• [Stored items from a collection]:
--- --- ---

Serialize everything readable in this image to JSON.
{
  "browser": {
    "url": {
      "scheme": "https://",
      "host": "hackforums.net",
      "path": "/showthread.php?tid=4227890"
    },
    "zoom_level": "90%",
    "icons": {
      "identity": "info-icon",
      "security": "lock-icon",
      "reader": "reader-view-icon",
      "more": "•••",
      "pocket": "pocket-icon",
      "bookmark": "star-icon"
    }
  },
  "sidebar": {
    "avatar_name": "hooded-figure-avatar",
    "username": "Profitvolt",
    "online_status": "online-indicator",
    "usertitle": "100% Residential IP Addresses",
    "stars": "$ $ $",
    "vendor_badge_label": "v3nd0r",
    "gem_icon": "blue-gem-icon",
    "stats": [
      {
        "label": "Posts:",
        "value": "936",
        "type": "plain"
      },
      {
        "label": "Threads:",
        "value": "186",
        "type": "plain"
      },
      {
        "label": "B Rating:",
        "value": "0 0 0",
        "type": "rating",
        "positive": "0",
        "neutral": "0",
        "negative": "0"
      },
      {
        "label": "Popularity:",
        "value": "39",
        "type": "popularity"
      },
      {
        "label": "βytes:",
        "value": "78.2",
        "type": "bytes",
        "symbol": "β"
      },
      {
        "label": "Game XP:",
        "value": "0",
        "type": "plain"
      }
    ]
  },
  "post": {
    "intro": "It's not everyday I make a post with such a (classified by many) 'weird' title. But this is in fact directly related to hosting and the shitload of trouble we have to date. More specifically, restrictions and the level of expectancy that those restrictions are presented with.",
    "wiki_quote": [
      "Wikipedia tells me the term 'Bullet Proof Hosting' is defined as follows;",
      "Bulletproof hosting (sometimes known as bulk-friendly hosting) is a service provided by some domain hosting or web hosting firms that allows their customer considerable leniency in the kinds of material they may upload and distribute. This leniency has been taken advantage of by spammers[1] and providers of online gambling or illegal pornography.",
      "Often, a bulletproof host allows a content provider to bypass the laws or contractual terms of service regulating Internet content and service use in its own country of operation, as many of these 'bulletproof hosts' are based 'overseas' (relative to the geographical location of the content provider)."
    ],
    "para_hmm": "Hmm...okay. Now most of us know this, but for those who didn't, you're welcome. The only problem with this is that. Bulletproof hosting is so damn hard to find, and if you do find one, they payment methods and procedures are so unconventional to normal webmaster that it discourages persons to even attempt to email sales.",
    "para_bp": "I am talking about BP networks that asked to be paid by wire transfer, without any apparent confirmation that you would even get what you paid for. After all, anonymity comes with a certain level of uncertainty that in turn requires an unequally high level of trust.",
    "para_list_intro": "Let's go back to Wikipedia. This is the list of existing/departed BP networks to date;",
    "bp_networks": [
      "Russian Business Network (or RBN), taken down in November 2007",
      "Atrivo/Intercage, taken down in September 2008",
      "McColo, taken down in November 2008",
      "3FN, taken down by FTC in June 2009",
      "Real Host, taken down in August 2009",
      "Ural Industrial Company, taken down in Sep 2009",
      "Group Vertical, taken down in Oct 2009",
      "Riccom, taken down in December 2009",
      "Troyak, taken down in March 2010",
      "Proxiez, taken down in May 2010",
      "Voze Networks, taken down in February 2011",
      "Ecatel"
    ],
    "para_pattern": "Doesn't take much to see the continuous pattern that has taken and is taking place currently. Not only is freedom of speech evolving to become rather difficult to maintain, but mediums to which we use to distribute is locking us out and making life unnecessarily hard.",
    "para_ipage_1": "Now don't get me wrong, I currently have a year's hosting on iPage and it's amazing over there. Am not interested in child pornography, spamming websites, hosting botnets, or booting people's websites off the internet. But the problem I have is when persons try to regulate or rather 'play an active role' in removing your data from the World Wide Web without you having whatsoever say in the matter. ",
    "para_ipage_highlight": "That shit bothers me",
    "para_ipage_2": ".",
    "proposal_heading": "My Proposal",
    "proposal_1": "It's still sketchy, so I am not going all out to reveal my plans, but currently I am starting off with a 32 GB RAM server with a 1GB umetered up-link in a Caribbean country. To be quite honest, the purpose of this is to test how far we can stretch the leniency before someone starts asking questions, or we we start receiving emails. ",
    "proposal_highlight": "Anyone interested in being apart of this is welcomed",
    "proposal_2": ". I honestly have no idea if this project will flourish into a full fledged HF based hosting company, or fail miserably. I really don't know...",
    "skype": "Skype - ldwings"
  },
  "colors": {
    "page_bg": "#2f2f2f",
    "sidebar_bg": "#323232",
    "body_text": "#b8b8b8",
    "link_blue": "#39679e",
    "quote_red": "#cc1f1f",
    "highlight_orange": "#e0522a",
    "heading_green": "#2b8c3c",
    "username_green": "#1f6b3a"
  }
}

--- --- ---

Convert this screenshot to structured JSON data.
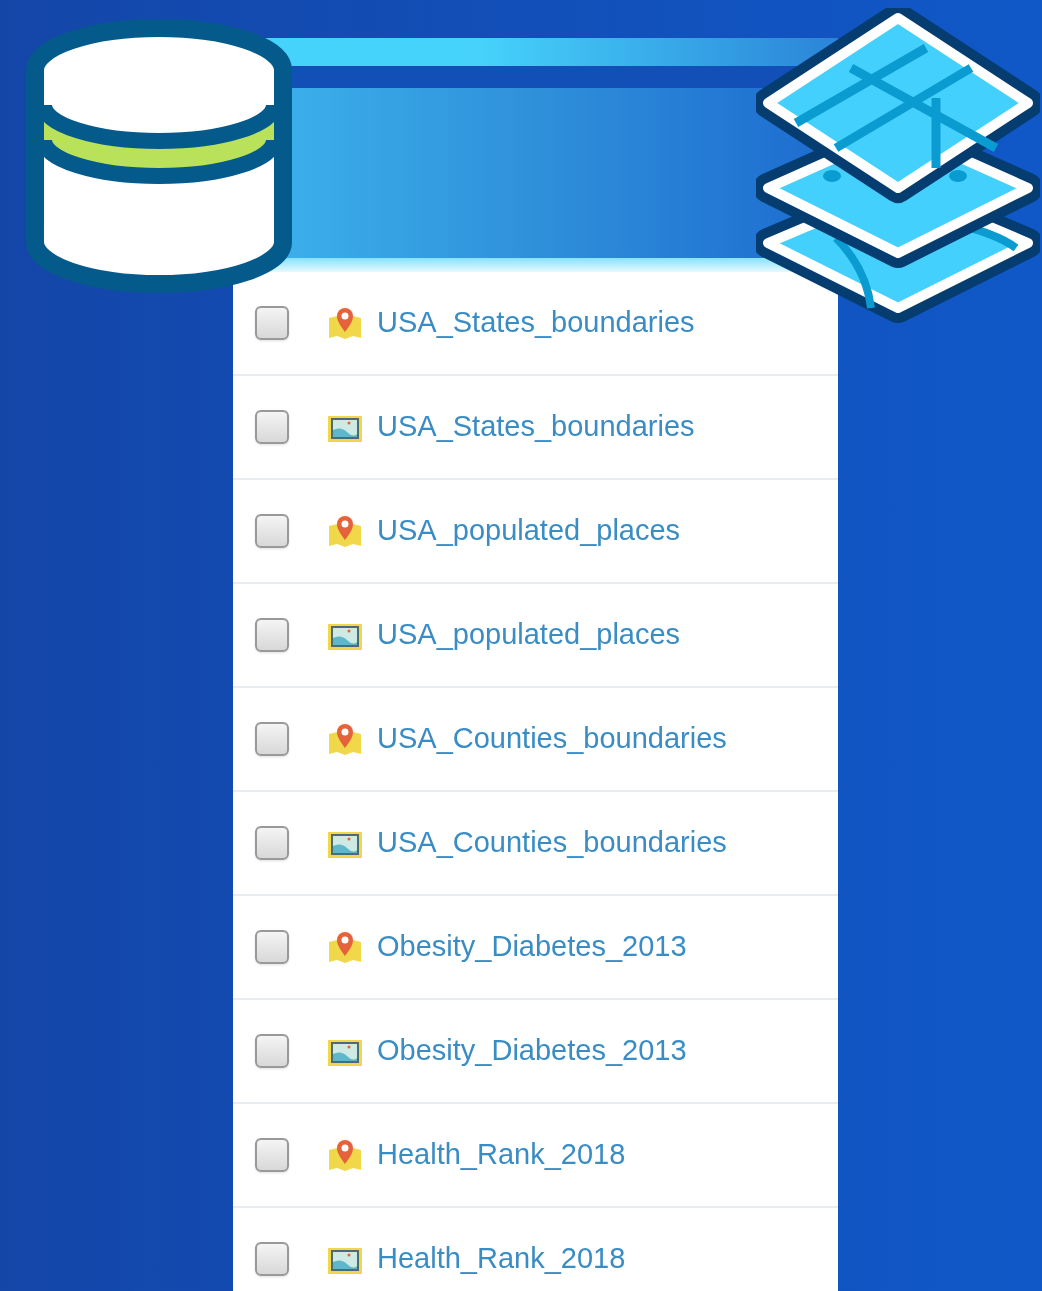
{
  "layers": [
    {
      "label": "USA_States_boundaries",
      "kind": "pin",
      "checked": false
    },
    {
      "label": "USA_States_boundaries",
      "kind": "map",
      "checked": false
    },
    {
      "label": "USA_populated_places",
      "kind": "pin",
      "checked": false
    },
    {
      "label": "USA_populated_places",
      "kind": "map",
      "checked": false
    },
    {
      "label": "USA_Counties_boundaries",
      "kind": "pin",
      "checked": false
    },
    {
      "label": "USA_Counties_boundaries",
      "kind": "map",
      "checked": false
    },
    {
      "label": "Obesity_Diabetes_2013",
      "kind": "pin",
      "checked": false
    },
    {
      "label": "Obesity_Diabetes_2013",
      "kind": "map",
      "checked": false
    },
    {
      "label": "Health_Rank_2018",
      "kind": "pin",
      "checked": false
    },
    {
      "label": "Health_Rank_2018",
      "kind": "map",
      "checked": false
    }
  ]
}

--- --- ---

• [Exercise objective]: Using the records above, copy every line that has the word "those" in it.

• [Solution below]:
    "intro": "It's not everyday I make a post with such a (classified by many) 'weird' title. But this is in fact directly related to hosting and the shitload of trouble we have to date. More specifically, restrictions and the level of expectancy that those restrictions are presented with.",
    "para_hmm": "Hmm...okay. Now most of us know this, but for those who didn't, you're welcome. The only problem with this is that. Bulletproof hosting is so damn hard to find, and if you do find one, they payment methods and procedures are so unconventional to normal webmaster that it discourages persons to even attempt to email sales.",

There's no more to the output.